Money? Happiness? Love? To be that special person in someone’s life or to have that special someone? There are lots of things we would like more of but isn’t RESPECT at the top of the list when we consider an intimate partner relationship?
Intimate partner violence is about power and control. It’s about how we touch, talk and treat each other. It can show up in our attitudes to such things as gender, sex, finances, friends, culture, family, freedom, decision-making and roles. That’s why…
There are ten ‘domains’ in Innovative Resources’ No Room for Family Violence cards, representing key indicators of abusive or respectful behaviour within intimate partner relationships. While these domains are not necessarily the only areas where power and control can play out, they have consistently been identified as important arenas of intimate partner violence. The ten domains are:

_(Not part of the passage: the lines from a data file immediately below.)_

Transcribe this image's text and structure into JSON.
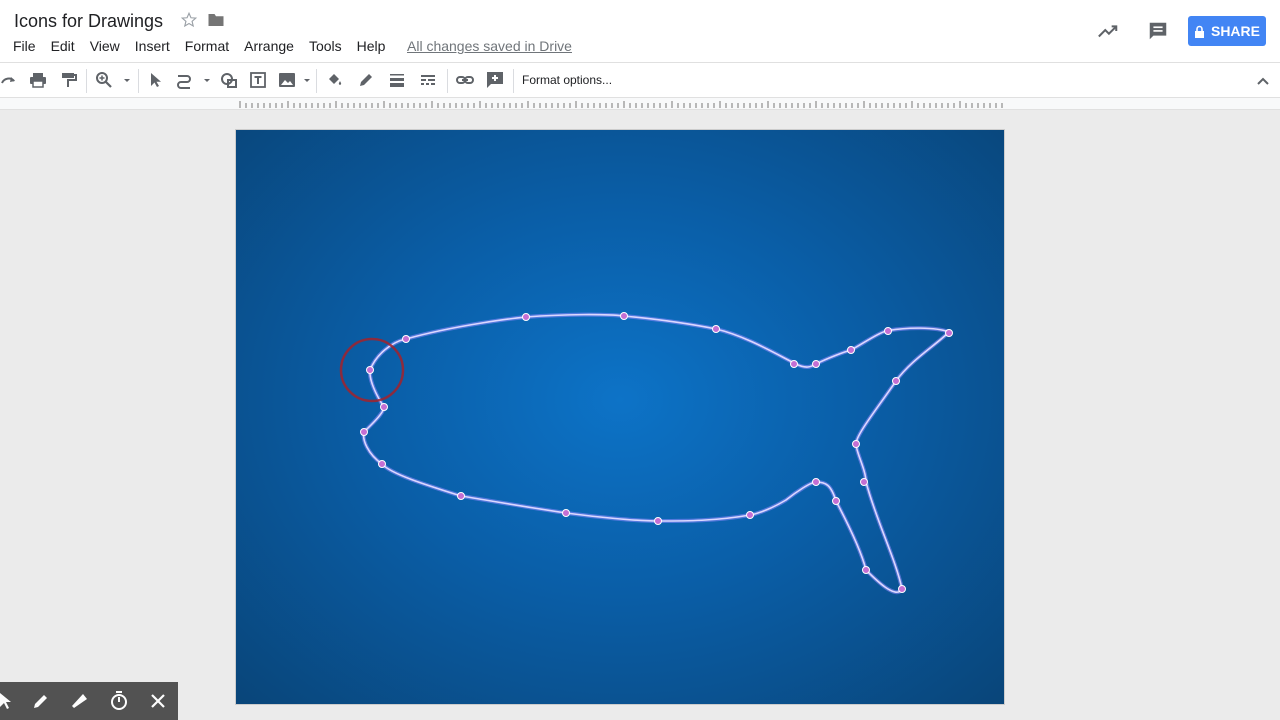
{
  "app": {
    "doc_title": "Icons for Drawings",
    "menu": [
      "File",
      "Edit",
      "View",
      "Insert",
      "Format",
      "Arrange",
      "Tools",
      "Help"
    ],
    "saved_status": "All changes saved in Drive",
    "share_label": "SHARE"
  },
  "toolbar": {
    "format_options": "Format options..."
  },
  "colors": {
    "accent": "#4285f4",
    "canvas_center": "#0d73c7",
    "canvas_edge": "#094579",
    "path_stroke": "#c9c4ff",
    "point_fill": "#c46fd3",
    "annotation_circle": "#a3222b"
  },
  "icons": [
    "star-icon",
    "folder-icon",
    "trend-icon",
    "comment-icon",
    "lock-icon",
    "redo-icon",
    "print-icon",
    "paint-format-icon",
    "zoom-icon",
    "select-icon",
    "line-icon",
    "shape-icon",
    "textbox-icon",
    "image-icon",
    "fill-color-icon",
    "line-color-icon",
    "line-weight-icon",
    "line-dash-icon",
    "link-icon",
    "add-comment-icon",
    "collapse-icon",
    "pointer-icon",
    "pen-icon",
    "highlighter-icon",
    "timer-icon",
    "close-icon"
  ]
}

- Other people
- Turning points.
There are three cards in each domain: ‘What I want MORE of’, ‘What CONCERNS me’, and ‘What I want NONE of’.
The MORE suit (green) names behaviours and qualities that help build strong and respectful relationships. Each card in this suit features the heading: ‘What I want MORE of’. People can interpret this in a variety of ways. For example, they may want something that has never been present in their relationship, or that used to be present but has disappeared and they would like it again, or it may be something that is going really well already and they want it to continue. A respectful relationship is not simply the absence of abuse; this suit names some key things that would be happening instead.
Introducing the MORE suit (green) to a young person who is considering an intimate partner relationship can be of benefit.
That is because these cards name respectful behaviours and encourage people to talk about what they want in a relationship.
Starting with the MORE suit enables the conversation to focus on what the person’s preferred ‘picture of the future’ looks like and what their expectations of a relationship are. It can also help them to notice when they or their partner are not being respectful, and the strengths and resources they can draw on to help them respond effectively.
This strengths-based, solution-focused approach helps people explore their hopes and vision for how they would like things to be.
A family services practitioner observed:
When trialling the No Room for Family Violence cards, one woman explained she could not find anything in the green cards that she had in her relationship, and this realisation was a catalyst to her ending the relationship.
By helping young people explore the domains of a respectful relationship they are better informed of what they want MORE of, what CONCERNS them, and what they want NONE of in a respectful relationship — but it will empower them to establish the kind or relationship they want.